Wednesday, January 20, 2016

Abraham Lincoln's Remarkable Letter to the American Baptist Home Mission Society

Page 1 of Lincoln's letter to Rev. Dr. Ide, Hon. J.R. Doolittle & Hon. A. Hubbell
Perhaps the greatest legacy that Abraham Lincoln, the most famous figure in American history. along with being considered its greatest President, was his ability as a writer.  Lincoln scholar, Douglas Wilson notes:
Page 2 of Lincoln's letter to Rev. Dr. Ide, Hon. J.R. Doolittle & Hon. A. Hubbell
"To approach Lincoln's presidency from the aspect of his writing  is to come to grips with the degree to which his pen, to alter the proverb, became his sword, arguably his most powerful presidential weapon."(Wilson; Lincoln's Sword: The Presidency and the Power of Words; 8). 
Fred Kaplan, in his book, Lincoln: The Biography of a Writer, remarks, "The novelist William Dean Howell's claim about his friend Mark Twain, that he was the 'Lincoln of our literature,' can effectively be rephrased with the focus on our sixteenth president: Lincoln was the Twain of our politics" (1).

Given Lincoln's reputation as a writer, one might ask what role did the Bible play in his letters?

One great example of Lincoln's use of Scripture is in a letter dated, May 30, 1864. The letter, spanning 2 pages is reproduced here from the Abraham Lincoln Papers at the Library of Congress. I will transcribe the letter below, but first I will let Lincoln scholar, Joseph Fornieri, in his book, The Language of Liberty, to set the historical context of this letter.

Fornieri writes:

Lincoln's response to a group of Baptist manifests his righteous indignation over pro-slavery theology. While extremely patient and compassionate towards others, Lincoln particularly reserved his most bitter scorn for members of the cultural elite who exploited the Bible to justify slavery and rebellion.
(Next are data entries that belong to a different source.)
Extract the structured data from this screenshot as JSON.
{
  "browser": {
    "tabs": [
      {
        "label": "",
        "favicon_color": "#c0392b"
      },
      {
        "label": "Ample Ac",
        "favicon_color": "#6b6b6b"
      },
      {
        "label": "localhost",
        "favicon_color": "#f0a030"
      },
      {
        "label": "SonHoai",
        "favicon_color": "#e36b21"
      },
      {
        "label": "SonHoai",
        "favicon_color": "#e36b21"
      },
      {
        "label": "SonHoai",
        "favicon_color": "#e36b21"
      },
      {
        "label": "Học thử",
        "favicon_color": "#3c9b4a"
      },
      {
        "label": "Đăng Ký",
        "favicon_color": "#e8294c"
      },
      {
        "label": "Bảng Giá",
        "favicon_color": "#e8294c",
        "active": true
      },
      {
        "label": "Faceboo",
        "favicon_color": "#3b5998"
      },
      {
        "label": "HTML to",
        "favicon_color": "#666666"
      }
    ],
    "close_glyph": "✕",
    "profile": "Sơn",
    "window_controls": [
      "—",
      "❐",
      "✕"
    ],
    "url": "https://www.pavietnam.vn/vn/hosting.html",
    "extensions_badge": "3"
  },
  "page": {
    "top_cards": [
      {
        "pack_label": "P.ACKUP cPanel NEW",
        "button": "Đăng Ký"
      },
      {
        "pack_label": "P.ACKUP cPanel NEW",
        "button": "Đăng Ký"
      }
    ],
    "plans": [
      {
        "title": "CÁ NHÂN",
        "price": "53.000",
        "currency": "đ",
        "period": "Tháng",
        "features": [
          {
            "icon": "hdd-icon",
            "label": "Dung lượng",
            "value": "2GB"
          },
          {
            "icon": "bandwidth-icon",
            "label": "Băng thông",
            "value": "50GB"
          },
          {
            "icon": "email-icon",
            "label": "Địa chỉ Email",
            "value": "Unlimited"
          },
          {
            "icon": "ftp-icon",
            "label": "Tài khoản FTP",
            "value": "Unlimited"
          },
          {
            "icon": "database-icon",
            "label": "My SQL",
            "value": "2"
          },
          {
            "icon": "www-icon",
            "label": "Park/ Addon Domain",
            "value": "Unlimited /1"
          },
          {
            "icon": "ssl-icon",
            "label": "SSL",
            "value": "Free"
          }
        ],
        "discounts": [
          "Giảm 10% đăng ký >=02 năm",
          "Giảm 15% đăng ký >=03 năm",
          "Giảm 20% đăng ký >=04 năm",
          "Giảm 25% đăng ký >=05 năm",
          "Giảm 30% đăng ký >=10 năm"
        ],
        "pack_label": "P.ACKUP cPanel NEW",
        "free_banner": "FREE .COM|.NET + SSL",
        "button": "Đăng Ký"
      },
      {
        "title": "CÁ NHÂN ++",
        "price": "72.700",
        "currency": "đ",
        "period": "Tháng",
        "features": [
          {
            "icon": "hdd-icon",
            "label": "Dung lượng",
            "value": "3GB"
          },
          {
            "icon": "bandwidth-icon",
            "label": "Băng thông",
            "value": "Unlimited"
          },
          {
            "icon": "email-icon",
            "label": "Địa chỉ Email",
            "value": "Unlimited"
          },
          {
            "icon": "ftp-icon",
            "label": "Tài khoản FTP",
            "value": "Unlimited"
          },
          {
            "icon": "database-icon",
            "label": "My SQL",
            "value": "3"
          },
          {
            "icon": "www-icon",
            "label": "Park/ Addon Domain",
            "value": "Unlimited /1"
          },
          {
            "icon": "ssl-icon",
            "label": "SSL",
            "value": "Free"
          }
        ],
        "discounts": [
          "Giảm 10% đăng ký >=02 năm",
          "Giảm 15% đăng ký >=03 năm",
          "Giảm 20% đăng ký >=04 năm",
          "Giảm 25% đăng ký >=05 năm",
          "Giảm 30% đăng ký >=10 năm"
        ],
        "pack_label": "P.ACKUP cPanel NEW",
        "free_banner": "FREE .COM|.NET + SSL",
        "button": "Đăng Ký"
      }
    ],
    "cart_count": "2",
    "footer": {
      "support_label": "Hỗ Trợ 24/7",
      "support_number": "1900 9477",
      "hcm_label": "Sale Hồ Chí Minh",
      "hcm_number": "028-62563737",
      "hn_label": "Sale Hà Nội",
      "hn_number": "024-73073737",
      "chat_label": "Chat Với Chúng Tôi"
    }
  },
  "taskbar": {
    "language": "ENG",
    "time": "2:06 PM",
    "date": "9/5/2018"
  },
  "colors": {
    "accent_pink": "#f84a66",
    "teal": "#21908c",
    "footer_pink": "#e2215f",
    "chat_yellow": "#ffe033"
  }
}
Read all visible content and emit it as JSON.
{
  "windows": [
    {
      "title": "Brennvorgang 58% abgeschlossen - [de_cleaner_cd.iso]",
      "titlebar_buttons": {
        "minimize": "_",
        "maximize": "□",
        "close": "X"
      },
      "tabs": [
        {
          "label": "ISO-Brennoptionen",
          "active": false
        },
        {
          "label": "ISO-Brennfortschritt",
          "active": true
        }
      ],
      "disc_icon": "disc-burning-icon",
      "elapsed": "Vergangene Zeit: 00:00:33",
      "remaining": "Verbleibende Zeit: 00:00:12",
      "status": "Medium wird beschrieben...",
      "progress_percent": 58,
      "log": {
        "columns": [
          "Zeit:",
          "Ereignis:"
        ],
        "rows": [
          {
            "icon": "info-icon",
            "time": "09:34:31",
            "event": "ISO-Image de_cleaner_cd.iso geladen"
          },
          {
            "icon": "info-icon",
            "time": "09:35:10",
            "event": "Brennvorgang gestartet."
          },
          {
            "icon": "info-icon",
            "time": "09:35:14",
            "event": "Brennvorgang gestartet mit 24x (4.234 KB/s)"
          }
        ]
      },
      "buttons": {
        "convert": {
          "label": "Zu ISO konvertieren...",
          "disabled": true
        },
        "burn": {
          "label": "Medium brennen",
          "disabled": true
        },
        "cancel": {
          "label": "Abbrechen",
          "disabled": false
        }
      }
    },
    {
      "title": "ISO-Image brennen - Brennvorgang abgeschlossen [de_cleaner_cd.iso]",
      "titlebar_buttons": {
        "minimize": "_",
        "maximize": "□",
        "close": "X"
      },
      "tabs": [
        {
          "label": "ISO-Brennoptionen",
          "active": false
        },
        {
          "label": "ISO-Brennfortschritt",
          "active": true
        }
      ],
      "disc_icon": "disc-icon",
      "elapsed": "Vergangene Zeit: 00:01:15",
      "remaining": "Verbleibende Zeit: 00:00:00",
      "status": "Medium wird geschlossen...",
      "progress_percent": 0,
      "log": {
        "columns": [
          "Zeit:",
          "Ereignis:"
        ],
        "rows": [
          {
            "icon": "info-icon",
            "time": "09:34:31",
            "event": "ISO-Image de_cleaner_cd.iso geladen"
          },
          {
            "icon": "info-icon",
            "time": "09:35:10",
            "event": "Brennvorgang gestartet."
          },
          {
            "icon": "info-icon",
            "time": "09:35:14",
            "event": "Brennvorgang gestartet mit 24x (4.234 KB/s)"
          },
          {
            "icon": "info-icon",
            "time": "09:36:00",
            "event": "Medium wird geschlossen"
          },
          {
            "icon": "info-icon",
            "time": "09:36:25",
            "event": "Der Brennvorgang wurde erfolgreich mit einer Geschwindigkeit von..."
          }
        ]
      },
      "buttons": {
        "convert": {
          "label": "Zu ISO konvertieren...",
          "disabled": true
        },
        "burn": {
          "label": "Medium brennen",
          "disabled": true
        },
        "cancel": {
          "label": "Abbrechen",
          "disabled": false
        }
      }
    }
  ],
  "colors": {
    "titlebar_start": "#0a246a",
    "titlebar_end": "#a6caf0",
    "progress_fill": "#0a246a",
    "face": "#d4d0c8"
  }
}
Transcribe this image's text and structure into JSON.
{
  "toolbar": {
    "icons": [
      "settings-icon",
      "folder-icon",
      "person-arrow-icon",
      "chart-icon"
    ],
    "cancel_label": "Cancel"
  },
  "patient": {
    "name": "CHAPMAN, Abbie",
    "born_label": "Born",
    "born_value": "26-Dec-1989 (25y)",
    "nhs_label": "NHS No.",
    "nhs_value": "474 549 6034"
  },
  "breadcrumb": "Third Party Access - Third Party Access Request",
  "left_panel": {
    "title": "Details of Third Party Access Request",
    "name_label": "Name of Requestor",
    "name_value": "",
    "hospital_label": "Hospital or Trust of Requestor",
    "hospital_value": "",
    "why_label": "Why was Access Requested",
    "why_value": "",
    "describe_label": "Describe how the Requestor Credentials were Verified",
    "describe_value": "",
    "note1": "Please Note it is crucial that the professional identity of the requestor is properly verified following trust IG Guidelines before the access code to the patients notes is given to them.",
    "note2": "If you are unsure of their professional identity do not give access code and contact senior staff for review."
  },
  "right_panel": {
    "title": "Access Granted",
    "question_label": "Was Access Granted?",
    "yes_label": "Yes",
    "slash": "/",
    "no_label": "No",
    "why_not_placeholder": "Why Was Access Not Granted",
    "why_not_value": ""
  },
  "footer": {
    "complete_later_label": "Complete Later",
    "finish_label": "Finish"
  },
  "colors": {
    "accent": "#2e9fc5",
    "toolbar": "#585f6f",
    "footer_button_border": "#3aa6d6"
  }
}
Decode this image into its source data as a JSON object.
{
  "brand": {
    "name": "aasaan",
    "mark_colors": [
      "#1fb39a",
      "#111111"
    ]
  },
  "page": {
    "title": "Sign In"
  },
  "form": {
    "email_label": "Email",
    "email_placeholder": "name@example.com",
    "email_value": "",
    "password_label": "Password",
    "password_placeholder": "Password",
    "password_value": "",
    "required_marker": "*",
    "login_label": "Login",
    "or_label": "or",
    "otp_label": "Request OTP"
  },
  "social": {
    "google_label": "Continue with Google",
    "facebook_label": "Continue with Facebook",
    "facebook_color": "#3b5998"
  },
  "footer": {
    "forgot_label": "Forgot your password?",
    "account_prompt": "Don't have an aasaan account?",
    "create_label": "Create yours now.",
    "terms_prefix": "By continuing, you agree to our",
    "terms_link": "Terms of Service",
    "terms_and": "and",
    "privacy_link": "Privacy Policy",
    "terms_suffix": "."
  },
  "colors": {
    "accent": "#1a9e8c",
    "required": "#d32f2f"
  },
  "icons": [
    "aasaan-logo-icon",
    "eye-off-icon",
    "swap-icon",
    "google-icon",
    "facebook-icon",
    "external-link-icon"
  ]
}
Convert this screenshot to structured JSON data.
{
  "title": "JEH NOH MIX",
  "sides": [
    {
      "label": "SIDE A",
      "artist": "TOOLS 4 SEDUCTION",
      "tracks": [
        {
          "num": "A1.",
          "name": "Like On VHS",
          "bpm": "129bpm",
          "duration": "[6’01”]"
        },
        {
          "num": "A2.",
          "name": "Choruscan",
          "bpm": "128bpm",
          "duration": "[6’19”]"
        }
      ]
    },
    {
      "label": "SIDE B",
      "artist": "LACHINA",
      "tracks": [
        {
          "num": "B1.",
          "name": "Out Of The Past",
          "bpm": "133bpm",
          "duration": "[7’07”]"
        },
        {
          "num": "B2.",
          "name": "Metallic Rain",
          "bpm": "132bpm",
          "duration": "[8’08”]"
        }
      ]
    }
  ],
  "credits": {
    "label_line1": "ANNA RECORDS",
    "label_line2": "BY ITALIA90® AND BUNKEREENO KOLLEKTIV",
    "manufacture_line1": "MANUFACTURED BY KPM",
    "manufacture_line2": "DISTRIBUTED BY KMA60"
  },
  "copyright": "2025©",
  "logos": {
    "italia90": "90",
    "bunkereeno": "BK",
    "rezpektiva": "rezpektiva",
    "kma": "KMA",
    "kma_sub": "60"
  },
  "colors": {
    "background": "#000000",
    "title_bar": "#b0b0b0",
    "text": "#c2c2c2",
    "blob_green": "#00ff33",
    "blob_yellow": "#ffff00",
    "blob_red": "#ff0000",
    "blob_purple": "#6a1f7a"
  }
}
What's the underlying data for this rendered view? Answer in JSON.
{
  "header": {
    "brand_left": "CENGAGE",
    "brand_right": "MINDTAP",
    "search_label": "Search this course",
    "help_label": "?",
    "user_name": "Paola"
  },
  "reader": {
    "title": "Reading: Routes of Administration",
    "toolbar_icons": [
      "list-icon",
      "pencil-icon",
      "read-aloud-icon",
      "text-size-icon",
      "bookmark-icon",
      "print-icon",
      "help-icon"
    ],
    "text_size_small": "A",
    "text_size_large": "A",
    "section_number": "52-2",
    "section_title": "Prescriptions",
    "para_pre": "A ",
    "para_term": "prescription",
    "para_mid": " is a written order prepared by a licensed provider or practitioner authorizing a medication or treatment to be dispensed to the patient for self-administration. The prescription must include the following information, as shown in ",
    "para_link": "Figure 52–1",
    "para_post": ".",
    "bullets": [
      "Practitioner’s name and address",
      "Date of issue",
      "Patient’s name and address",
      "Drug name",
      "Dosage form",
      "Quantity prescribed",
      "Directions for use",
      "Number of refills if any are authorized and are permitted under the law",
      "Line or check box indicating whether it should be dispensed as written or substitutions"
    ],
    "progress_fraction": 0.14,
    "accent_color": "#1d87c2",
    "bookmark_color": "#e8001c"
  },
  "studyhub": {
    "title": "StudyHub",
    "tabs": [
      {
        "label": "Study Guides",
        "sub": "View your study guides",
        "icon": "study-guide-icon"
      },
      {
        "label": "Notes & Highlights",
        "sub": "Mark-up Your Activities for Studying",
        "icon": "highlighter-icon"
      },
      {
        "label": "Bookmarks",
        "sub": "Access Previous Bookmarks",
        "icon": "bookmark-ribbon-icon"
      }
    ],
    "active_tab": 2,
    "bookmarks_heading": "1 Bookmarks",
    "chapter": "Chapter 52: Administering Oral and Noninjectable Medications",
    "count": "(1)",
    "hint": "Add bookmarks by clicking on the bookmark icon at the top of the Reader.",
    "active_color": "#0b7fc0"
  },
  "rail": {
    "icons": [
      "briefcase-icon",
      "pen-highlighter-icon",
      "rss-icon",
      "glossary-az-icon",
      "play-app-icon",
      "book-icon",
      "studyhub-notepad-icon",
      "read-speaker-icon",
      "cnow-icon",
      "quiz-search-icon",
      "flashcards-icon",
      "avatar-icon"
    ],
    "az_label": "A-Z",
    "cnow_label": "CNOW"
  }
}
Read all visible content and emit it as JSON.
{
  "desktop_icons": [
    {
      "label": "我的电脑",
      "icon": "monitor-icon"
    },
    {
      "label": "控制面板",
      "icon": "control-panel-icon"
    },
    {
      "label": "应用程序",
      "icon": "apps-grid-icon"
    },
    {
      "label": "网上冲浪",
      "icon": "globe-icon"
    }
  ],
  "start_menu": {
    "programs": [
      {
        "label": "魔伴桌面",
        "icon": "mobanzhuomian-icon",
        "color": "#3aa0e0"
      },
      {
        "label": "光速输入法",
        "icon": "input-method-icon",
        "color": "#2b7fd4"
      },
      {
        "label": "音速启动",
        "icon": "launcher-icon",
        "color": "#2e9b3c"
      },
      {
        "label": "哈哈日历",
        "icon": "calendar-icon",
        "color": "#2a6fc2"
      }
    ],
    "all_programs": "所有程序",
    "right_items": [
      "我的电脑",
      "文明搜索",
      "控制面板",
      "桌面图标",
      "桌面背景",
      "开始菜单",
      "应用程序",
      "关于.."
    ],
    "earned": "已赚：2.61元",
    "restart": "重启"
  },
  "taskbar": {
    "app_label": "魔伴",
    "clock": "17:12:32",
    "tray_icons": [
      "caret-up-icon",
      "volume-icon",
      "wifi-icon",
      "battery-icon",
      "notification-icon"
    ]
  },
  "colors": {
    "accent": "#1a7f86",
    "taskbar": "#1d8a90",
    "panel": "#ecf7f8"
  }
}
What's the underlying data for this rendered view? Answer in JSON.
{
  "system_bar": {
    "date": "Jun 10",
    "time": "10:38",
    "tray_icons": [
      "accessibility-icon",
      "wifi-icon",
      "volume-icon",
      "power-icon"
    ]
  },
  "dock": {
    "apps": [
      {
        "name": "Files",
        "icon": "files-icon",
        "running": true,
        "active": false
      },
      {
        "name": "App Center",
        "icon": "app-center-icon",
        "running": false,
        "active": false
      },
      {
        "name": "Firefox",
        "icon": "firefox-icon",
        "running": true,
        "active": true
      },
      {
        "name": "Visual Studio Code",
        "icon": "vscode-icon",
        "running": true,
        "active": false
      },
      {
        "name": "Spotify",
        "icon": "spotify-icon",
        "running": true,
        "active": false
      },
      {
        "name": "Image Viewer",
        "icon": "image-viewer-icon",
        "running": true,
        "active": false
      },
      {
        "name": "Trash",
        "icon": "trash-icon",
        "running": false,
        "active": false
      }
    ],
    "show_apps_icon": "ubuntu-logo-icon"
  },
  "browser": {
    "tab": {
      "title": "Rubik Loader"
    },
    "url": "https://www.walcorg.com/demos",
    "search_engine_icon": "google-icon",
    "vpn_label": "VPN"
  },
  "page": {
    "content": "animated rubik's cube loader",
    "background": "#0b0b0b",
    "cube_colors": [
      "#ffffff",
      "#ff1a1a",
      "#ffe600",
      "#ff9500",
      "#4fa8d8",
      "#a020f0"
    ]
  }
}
In this speech, he appealed to the biblical precepts of Genesis 3:19 and Matthew 7:12 (the Golden Rule) against the proslavery interpretation of the Bible. (804).

Lincoln's letter can be found in the Collected Works of Abraham Lincoln (CWAL), VII, 368, reads as follows:

Letter to George B. Ide, James R. Doolittle, and A. Hubbell Abraham Lincoln Executive Mansion Washington D.C. May 30, 1864 
Rev. Dr. Ide Hon. J. R. Doolittle & Hon. A. Hubbell Committee 

In response to the preamble and resolutions of the American Baptist Home Mission Society, which you did me the honor to present, I can only thank you for thus adding to the effective and almost unanamous support which the Christian communities are so zealously giving to the country, and to liberty. Indeed it is difficult to conceive how it could be otherwise with any one professing christianity, or even having ordinary perceptions of right and wrong. To read in the Bible, as the word of God himself, that “In the sweat of thy face shalt thou eat bread,["] and to preach there–from that, “In the sweat of other mans faces shalt thou eat bread,” to my mind can scarcely be reconciled with honest sincerity. When brought to my final reckoning, may I have to answer for robbing no man of his goods; yet more tolerable even this, than for robbing one of himself, and all that was his. When, a year or two ago, those professedly holy men of the South, met in the semblance of prayer and devotion, and, in the name of Him who said “As ye would all men should do unto you, do ye even so unto them” appealed to the christian world to aid them in doing to a whole race of men, as they would have no man do unto themselves, to my thinking, they contemned and insulted God and His church, far more than did Satan when he tempted the Saviour with the Kingdoms of the earth. The devils attempt was no more false, and far less hypocritical. But let me forbear, remembering it is also written “Judge not, lest ye be judged.”

In The Language of Liberty (723), Fornieri notes that Lincoln also alludes to the story of Satan's temptation of Jesus in Matthew 4:1-11. Fornieri's analysis is perceptive:

"Lincoln repudiated proslavery theology as sophistry, claiming that it perverted the Bible and was utterly incompatible with a just God..." in this letter, Lincoln "argued that the disingenuousness of proslavery theology was comparable to Satan's exploitation of the Bible to tempt Jesus Christ, as related in Matthew 4:1-11" (723; italics original).

So what did Lincoln's anti-slavery biblical hermeneutic look like? Stay tuned for the next post.